Records:

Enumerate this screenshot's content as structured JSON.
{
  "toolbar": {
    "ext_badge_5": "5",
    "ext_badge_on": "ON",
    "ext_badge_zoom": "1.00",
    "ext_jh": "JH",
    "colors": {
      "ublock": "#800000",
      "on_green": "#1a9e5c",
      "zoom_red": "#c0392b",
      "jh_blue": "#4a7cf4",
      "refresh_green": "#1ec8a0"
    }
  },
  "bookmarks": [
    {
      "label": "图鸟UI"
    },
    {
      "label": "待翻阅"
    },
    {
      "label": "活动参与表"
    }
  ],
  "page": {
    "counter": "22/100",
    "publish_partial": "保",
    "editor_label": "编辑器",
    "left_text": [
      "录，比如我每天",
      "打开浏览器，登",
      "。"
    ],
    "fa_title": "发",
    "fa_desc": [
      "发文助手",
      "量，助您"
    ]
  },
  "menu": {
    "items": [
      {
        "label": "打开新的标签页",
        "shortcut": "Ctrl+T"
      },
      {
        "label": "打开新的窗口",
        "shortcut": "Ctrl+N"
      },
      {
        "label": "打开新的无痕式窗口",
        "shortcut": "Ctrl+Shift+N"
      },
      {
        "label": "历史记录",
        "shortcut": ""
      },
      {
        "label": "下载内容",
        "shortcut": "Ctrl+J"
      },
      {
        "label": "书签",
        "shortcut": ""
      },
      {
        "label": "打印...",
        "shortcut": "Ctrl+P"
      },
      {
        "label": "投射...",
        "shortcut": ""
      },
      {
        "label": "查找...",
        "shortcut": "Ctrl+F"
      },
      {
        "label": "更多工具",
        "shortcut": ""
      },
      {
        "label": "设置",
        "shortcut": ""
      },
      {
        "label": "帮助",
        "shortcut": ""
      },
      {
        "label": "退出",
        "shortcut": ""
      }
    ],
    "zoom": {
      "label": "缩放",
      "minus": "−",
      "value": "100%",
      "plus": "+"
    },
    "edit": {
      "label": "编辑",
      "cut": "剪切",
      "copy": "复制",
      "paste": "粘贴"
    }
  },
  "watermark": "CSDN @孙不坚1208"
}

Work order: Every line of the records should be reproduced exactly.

Task response:
Enumerate this screenshot's content as structured JSON.
{
  "toolbar": {
    "ext_badge_5": "5",
    "ext_badge_on": "ON",
    "ext_badge_zoom": "1.00",
    "ext_jh": "JH",
    "colors": {
      "ublock": "#800000",
      "on_green": "#1a9e5c",
      "zoom_red": "#c0392b",
      "jh_blue": "#4a7cf4",
      "refresh_green": "#1ec8a0"
    }
  },
  "bookmarks": [
    {
      "label": "图鸟UI"
    },
    {
      "label": "待翻阅"
    },
    {
      "label": "活动参与表"
    }
  ],
  "page": {
    "counter": "22/100",
    "publish_partial": "保",
    "editor_label": "编辑器",
    "left_text": [
      "录，比如我每天",
      "打开浏览器，登",
      "。"
    ],
    "fa_title": "发",
    "fa_desc": [
      "发文助手",
      "量，助您"
    ]
  },
  "menu": {
    "items": [
      {
        "label": "打开新的标签页",
        "shortcut": "Ctrl+T"
      },
      {
        "label": "打开新的窗口",
        "shortcut": "Ctrl+N"
      },
      {
        "label": "打开新的无痕式窗口",
        "shortcut": "Ctrl+Shift+N"
      },
      {
        "label": "历史记录",
        "shortcut": ""
      },
      {
        "label": "下载内容",
        "shortcut": "Ctrl+J"
      },
      {
        "label": "书签",
        "shortcut": ""
      },
      {
        "label": "打印...",
        "shortcut": "Ctrl+P"
      },
      {
        "label": "投射...",
        "shortcut": ""
      },
      {
        "label": "查找...",
        "shortcut": "Ctrl+F"
      },
      {
        "label": "更多工具",
        "shortcut": ""
      },
      {
        "label": "设置",
        "shortcut": ""
      },
      {
        "label": "帮助",
        "shortcut": ""
      },
      {
        "label": "退出",
        "shortcut": ""
      }
    ],
    "zoom": {
      "label": "缩放",
      "minus": "−",
      "value": "100%",
      "plus": "+"
    },
    "edit": {
      "label": "编辑",
      "cut": "剪切",
      "copy": "复制",
      "paste": "粘贴"
    }
  },
  "watermark": "CSDN @孙不坚1208"
}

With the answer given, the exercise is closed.